So that's good, right, because it's essentially creating an incentive for a federal agency to say, “If we try to reduce the harmful impacts of our activities up front, we will get a benefit by having a faster Section 7 review process—our project will move forward more easily.” And that's really important, if we think about the need to repair our infrastructure in America, because a lot of these infrastructure-repair projects will have impacts on endangered species and their critical habitat.
That's the main positive thing that I see from this rulemaking.
You've already mentioned a few things from the more negative, less protective side, but are there any more negative aspects of the proposed changes that you'd like to mention or anything else you’d like to highlight?
Sure, I'll just mention one more: In this Section 7 Consultation process we just talked about, a developer oftentimes needs to offset the harmful effects of their projects. Under the new regulations, that developer no longer needs to provide a specific plan showing that he or she will carry out those offset measures. So, it becomes very much an honor system.
I view that as really problematic, because the federal government almost never has had enough money to to track whether commitments and promises are actually being followed up on. And under these new regulations, there's even less of a requirement to show up front that you're serious about actually following through on your promise.

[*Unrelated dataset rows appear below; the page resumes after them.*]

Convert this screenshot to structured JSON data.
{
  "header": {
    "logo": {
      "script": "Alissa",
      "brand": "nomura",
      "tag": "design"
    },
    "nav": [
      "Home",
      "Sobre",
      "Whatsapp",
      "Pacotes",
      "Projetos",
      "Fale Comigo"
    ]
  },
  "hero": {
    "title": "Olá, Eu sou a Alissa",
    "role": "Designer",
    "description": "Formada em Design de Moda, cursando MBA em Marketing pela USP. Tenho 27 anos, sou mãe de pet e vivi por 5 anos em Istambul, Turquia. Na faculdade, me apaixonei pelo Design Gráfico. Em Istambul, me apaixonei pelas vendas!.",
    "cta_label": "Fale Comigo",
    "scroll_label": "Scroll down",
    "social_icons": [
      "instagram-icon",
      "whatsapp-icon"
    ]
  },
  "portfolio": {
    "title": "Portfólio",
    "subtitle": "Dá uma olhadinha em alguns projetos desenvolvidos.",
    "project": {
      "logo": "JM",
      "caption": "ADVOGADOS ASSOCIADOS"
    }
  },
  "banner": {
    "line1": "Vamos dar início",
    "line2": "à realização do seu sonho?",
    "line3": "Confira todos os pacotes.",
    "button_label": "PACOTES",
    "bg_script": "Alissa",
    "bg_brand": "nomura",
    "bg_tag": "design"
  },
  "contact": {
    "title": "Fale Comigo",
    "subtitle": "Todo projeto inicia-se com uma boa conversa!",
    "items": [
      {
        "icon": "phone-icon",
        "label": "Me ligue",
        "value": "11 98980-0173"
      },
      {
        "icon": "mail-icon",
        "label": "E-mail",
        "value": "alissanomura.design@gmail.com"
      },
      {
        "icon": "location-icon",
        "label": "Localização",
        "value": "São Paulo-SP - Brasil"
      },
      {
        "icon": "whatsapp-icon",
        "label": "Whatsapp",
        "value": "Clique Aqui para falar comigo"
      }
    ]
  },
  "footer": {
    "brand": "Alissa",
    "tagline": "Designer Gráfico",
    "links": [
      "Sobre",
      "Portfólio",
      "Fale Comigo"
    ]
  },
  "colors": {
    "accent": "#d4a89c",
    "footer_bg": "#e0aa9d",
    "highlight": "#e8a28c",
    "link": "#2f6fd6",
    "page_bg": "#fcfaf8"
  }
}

These proposals are certain to be challenged in court, if they haven't been already, by various state attorneys general. Do you have thoughts on the prospects for these cases in the federal court process? Will the cases hold up, or will they be struck down?
I do have an initial view based on reading the over 300 pages that were released to outline the recent proposed changes to the ESA: nothing jumps out to me as a slam-dunk legal argument.
There are certainly good arguments that the state attorneys general can make, and they've already made some in their comment letters last summer on the proposed regulations. But I do think this administration, in particular Secretary Bernhardt, has been pretty savvy legally to ensure that the changes don’t put anything forward that is too patently illegal.
Let's close out this interview now with our “Top of the Stack” question, which asks, what's at the top of your literal or metaphorical reading stack?
I will recommend the best nontechnical book I've ever read on the ESA—and I've tried to read as many books as I can on the subject.
It's called Noah's Choice: The Future of the Endangered Species Act, by Mann and Plummer. I think it’s exceptional because it talks about the very difficult work of doing endangered species conservation when you have political and economic pressure from developers. It's not trying to vilify anyone—the book is saying that land development gives us wider highways, housing developments, and other things we need in our daily lives. But development also has impacts on endangered species. So, how do we balance these trade-offs? That is a perennially difficult question, and one that, if someone takes too extreme a view on the ESA, they sort of miss and think that the act is about saving every last population. In an ideal world, that would be great, but I think the politics of the ESA will not support such an extreme approach. Noah's Choice grapples with these very difficult tradeoffs more effectively than any other book I’ve read.